Static and dynamic measures of frailty predicted decline in performance-based and self-reported physical functioning

J Clin Epidemiol. 2005 Nov;58(11):1188-98. doi: 10.1016/j.jclinepi.2005.03.008. Epub 2005 Aug 2.


Objective: To determine the effect of frailty on decline in physical functioning and to examine if chronic diseases modify this effect.

Methods: The study sample was derived from the Longitudinal Aging Study Amsterdam and included respondents with initial ages 65 and over at T(2) (1995/1996), who participated at T(1) (1992/1993) and T(2) and performed physical performance tests (n = 1,152) or reported functional limitations (n = 1,321) at T(2) and T(3) (1998/1999). Nine frailty markers were determined in two ways: low functioning at T(2) (static definition); and decline in functioning between T(1) and T(2) (dynamic definition). Using logistic regression analyses, the effect of frailty was examined on change in physical functioning between T(2) and T(3), adjusting for sex, age, education, and additionally chronic diseases.

Results: Static frailty was associated with performance decline only in the middle-old group (OR 2.43; 95%CI 1.23-4.80) and associated with decline in self-reported functioning (OR 2.44; 95%CI 1.77-3.36). Dynamic frailty was associated with decline in performance only in women (OR 1.72; 95%CI 1.11-2.67) and with self-reported functional decline (OR 1.77; 95%CI 1.29-2.43). These associations were independent of chronic diseases.

Conclusion: Frailty is more strongly associated with self-reported functional decline in older persons than with performance decline.

Publication types

  • Research Support, Non-U.S. Gov't

MeSH terms
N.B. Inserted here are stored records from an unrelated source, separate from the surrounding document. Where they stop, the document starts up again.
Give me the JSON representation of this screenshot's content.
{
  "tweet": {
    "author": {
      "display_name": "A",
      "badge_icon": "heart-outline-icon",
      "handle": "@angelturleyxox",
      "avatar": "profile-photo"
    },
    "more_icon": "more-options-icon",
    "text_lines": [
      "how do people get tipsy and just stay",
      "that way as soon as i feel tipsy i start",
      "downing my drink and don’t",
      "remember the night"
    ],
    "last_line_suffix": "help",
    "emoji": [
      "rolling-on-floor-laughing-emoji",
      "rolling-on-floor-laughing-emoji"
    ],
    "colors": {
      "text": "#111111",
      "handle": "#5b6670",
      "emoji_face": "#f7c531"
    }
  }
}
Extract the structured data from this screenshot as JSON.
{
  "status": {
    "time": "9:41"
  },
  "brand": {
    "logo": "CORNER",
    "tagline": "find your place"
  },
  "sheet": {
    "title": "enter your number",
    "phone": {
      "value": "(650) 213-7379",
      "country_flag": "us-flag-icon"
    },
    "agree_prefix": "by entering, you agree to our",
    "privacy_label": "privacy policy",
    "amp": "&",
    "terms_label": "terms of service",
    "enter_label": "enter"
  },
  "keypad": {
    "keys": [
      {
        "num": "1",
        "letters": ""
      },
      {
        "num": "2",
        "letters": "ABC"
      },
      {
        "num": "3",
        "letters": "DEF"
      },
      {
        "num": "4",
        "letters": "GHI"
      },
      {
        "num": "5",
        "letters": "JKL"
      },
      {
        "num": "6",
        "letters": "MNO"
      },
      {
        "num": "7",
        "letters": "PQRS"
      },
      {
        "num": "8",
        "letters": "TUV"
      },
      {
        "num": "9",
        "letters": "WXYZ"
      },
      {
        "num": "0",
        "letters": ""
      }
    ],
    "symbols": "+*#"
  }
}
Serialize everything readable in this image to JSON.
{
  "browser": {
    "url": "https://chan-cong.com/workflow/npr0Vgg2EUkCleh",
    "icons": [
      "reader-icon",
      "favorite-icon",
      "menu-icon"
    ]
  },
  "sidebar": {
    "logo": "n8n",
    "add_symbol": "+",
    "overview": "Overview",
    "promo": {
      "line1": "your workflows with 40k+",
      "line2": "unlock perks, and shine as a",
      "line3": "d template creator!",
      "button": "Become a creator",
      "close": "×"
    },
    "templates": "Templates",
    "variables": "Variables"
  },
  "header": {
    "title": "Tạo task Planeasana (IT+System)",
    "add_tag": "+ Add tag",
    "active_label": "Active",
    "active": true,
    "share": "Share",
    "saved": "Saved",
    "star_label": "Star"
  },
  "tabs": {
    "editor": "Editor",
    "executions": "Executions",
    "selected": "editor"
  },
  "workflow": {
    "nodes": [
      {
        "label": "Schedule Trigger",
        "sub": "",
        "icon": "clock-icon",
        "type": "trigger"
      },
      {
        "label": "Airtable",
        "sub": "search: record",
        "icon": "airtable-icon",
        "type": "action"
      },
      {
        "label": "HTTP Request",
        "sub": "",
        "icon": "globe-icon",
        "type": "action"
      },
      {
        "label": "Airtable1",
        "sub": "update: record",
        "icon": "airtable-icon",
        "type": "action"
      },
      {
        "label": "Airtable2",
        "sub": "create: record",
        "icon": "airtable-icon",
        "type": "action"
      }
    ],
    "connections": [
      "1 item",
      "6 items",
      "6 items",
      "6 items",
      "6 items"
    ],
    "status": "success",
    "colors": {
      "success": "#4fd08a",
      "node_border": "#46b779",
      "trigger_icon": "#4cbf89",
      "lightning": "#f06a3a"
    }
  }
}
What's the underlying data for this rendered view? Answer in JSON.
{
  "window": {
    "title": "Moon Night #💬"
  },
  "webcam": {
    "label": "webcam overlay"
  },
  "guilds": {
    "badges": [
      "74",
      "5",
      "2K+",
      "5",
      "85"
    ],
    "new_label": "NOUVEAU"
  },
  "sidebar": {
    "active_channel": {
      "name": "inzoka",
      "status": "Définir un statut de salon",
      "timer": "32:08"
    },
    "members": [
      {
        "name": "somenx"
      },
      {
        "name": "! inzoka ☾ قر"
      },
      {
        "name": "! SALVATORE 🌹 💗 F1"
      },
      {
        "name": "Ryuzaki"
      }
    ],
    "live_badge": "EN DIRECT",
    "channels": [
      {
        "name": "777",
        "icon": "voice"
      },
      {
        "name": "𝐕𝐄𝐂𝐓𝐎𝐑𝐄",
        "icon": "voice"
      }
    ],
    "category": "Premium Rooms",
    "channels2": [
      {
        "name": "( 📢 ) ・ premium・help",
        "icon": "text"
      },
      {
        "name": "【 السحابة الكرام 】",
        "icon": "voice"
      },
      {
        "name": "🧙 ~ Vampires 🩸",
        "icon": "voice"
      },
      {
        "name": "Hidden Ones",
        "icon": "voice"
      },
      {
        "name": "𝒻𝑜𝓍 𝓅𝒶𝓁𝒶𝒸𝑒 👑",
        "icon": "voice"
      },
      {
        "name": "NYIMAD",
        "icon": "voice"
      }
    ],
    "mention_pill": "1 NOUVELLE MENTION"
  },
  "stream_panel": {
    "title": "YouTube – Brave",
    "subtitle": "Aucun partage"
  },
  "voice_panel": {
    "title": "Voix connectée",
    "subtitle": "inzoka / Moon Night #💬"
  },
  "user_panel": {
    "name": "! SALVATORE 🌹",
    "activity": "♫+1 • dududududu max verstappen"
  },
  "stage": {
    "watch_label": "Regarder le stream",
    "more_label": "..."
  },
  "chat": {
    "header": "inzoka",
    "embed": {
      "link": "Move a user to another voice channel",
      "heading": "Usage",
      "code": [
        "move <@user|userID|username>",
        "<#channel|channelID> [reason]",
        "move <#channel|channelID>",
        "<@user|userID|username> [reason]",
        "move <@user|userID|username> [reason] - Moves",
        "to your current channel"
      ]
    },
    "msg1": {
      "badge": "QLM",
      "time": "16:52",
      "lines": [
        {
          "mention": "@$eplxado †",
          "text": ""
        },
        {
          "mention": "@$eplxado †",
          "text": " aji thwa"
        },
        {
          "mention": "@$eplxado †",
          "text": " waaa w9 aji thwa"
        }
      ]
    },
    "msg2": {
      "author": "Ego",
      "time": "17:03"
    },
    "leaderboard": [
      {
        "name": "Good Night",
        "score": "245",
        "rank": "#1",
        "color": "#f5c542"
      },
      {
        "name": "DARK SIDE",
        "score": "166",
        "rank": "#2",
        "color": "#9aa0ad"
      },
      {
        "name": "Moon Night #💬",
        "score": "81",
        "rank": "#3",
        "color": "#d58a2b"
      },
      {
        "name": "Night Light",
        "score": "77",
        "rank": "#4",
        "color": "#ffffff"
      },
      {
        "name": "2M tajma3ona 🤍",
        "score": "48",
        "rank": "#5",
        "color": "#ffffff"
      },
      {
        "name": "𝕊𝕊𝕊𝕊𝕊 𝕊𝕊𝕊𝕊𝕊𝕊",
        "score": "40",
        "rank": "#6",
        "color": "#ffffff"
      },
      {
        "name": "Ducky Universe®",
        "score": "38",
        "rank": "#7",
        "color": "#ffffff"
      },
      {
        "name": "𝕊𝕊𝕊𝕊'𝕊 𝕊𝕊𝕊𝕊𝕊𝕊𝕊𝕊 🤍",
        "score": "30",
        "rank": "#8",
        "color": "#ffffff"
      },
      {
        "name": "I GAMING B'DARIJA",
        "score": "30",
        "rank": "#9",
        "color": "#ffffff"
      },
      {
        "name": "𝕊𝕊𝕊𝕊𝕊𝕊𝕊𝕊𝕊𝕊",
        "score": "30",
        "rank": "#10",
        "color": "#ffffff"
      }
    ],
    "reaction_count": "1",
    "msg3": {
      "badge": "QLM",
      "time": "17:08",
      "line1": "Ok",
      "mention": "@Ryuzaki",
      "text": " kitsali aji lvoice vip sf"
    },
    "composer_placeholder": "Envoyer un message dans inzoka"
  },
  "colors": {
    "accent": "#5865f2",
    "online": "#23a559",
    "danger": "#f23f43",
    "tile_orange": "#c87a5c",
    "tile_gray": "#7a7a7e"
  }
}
  • Activities of Daily Living
  • Aged
  • Aged, 80 and over
  • Aging / physiology
  • Female
  • Frail Elderly*
  • Geriatric Assessment / methods*
  • Humans
  • Longitudinal Studies
  • Male
  • Middle Aged
  • Multivariate Analysis
  • Netherlands
  • Physical Fitness
  • Postural Balance
  • Quality of Life
  • Self-Assessment